=== Section Start ===

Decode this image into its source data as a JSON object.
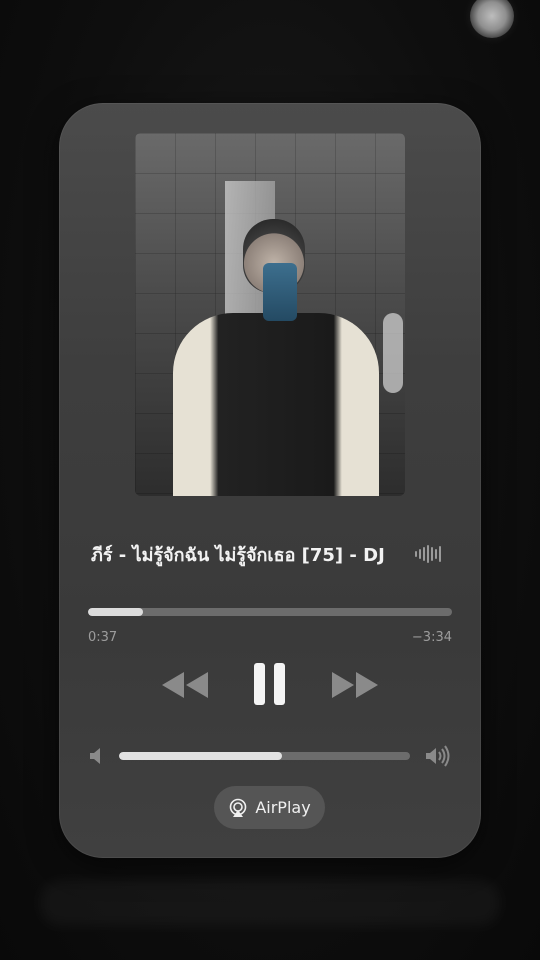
{
  "now_playing": {
    "title": "ภีร์ - ไม่รู้จักฉัน ไม่รู้จักเธอ [75] - DJ",
    "elapsed": "0:37",
    "remaining": "−3:34",
    "progress_fraction": 0.15,
    "volume_fraction": 0.56
  },
  "controls": {
    "rewind_icon": "rewind-icon",
    "pause_icon": "pause-icon",
    "forward_icon": "fast-forward-icon",
    "volume_low_icon": "speaker-low-icon",
    "volume_high_icon": "speaker-high-icon"
  },
  "airplay": {
    "label": "AirPlay",
    "icon": "airplay-icon"
  },
  "colors": {
    "card_bg": "#3e3e3e",
    "progress_fill": "#dcdcdc",
    "track_bg": "#6c6c6c",
    "text_primary": "#f2f2f2",
    "text_secondary": "#9c9c9c"
  }
}
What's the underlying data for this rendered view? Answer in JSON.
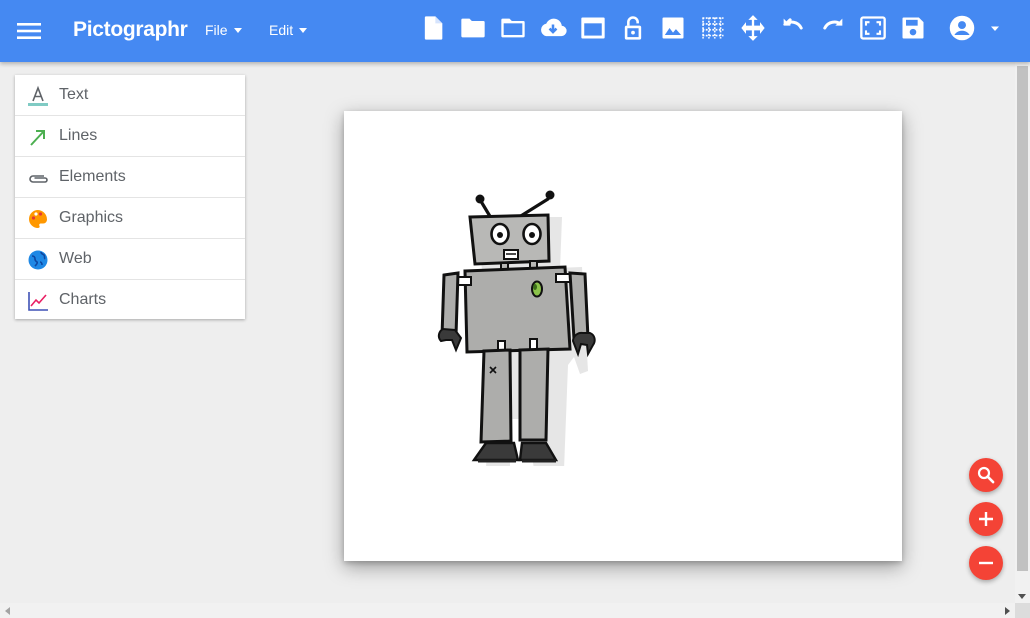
{
  "app": {
    "title": "Pictographr",
    "accent_color": "#4589f2",
    "background_color": "#eeeeee"
  },
  "menus": [
    {
      "label": "File"
    },
    {
      "label": "Edit"
    }
  ],
  "toolbar": {
    "icons": [
      "new-page-icon",
      "folder-open-icon",
      "folder-outline-icon",
      "cloud-download-icon",
      "window-icon",
      "lock-open-icon",
      "image-icon",
      "grid-icon",
      "move-icon",
      "undo-icon",
      "redo-icon",
      "fit-screen-icon",
      "save-icon",
      "account-icon"
    ]
  },
  "sidebar": {
    "items": [
      {
        "label": "Text",
        "icon": "text-format-icon"
      },
      {
        "label": "Lines",
        "icon": "arrow-line-icon"
      },
      {
        "label": "Elements",
        "icon": "paperclip-icon"
      },
      {
        "label": "Graphics",
        "icon": "palette-icon"
      },
      {
        "label": "Web",
        "icon": "globe-icon"
      },
      {
        "label": "Charts",
        "icon": "line-chart-icon"
      }
    ]
  },
  "canvas": {
    "content": "robot-illustration"
  },
  "fabs": {
    "color": "#f44336",
    "icons": [
      "zoom-search-icon",
      "zoom-in-plus-icon",
      "zoom-out-minus-icon"
    ]
  }
}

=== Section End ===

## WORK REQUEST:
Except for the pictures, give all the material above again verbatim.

## SOLUTION TO THE EXERCISE:
Decode this image into its source data as a JSON object.
{
  "now_playing": {
    "title": "ภีร์ - ไม่รู้จักฉัน ไม่รู้จักเธอ [75] - DJ",
    "elapsed": "0:37",
    "remaining": "−3:34",
    "progress_fraction": 0.15,
    "volume_fraction": 0.56
  },
  "controls": {
    "rewind_icon": "rewind-icon",
    "pause_icon": "pause-icon",
    "forward_icon": "fast-forward-icon",
    "volume_low_icon": "speaker-low-icon",
    "volume_high_icon": "speaker-high-icon"
  },
  "airplay": {
    "label": "AirPlay",
    "icon": "airplay-icon"
  },
  "colors": {
    "card_bg": "#3e3e3e",
    "progress_fill": "#dcdcdc",
    "track_bg": "#6c6c6c",
    "text_primary": "#f2f2f2",
    "text_secondary": "#9c9c9c"
  }
}
What's the underlying data for this rendered view? Answer in JSON.
{
  "app": {
    "title": "Pictographr",
    "accent_color": "#4589f2",
    "background_color": "#eeeeee"
  },
  "menus": [
    {
      "label": "File"
    },
    {
      "label": "Edit"
    }
  ],
  "toolbar": {
    "icons": [
      "new-page-icon",
      "folder-open-icon",
      "folder-outline-icon",
      "cloud-download-icon",
      "window-icon",
      "lock-open-icon",
      "image-icon",
      "grid-icon",
      "move-icon",
      "undo-icon",
      "redo-icon",
      "fit-screen-icon",
      "save-icon",
      "account-icon"
    ]
  },
  "sidebar": {
    "items": [
      {
        "label": "Text",
        "icon": "text-format-icon"
      },
      {
        "label": "Lines",
        "icon": "arrow-line-icon"
      },
      {
        "label": "Elements",
        "icon": "paperclip-icon"
      },
      {
        "label": "Graphics",
        "icon": "palette-icon"
      },
      {
        "label": "Web",
        "icon": "globe-icon"
      },
      {
        "label": "Charts",
        "icon": "line-chart-icon"
      }
    ]
  },
  "canvas": {
    "content": "robot-illustration"
  },
  "fabs": {
    "color": "#f44336",
    "icons": [
      "zoom-search-icon",
      "zoom-in-plus-icon",
      "zoom-out-minus-icon"
    ]
  }
}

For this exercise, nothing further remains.